However, generally Brady’s message grows ever more urgent, not less. He concludes that the USA must “follow the model set forth by the Western European countries that have all been more successful in alleviating poverty and institutionalizing equality.” In the midst of the Eurozone crisis and with austerity sweeping the continent, Europe’s policy-makers (especially those in the UK, Spain and Brussels) would do well to follow their own example. Policy debates about welfare and poverty, Brady argues, need to be wrestled from “the infatuation with the disincentives for poor individuals” and focused instead on “broad-based programs that guarantee economic security for the entire citizenry.” How can this shift be achieved, especially in the current climate?
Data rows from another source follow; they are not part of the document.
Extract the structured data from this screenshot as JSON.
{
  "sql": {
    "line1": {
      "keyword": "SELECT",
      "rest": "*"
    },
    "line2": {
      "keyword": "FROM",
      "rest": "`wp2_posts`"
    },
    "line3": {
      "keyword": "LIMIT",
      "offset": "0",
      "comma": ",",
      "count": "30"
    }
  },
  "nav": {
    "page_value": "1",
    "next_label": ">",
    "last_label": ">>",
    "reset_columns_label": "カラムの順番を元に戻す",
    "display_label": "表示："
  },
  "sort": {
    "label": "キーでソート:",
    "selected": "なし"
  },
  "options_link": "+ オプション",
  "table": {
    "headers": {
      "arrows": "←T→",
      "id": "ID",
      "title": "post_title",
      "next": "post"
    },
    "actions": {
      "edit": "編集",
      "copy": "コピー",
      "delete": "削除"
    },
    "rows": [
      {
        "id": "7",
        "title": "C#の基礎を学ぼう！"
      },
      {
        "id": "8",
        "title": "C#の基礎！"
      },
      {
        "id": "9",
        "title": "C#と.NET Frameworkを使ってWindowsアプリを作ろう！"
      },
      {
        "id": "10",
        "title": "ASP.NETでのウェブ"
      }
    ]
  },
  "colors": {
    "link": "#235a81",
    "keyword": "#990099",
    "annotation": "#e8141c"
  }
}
Perhaps the answer lies in what Brady calls “latent coalitions for egalitarianism” – “the diffuse, unanticipated, and often accidental groups of diverse citizens who come together to support generous welfare states and social equality”, whose influence is channelled through Leftist politics. For example, the political power of the elderly can lead to more generous social policies that result almost incidentally in reduced poverty among single mothers. Of course, there is a danger that austerity could divide the issue groups that make up these potential coalitions, by pitching them against each other in a battle for resources. However, now the cuts are so broad and deep, the voices of outrage are growing in number and variety. It remains to be seen if these can coalesce into one of Brady’s latent coalitions, and if the European Left is still in a state to listen.
This is a study with profoundly important policy implications, showing with painful clarity why the welfare state must be protected and indeed expanded, as a moral, political and economic imperative.
Kate Donald works as Adviser to the United Nations Special Rapporteur on extreme poverty and human rights. Since graduating from the LSE with a Masters in Human Rights in 2009, she has worked at the International Council on Human Rights Policy and the UN Office of the High Commissioner for Human Rights in Geneva. Read more reviews by Kate.
Editor's note: This review was originally published in The London School of Economics Review of Books, and has been reposted with permission. It is available under Creative Commons and the original page can be found here. Like what you read? Subscribe to the SFRB's free daily email notice so you can be up-to-date on our latest articles. Scroll up this page to the sign-up field on your right.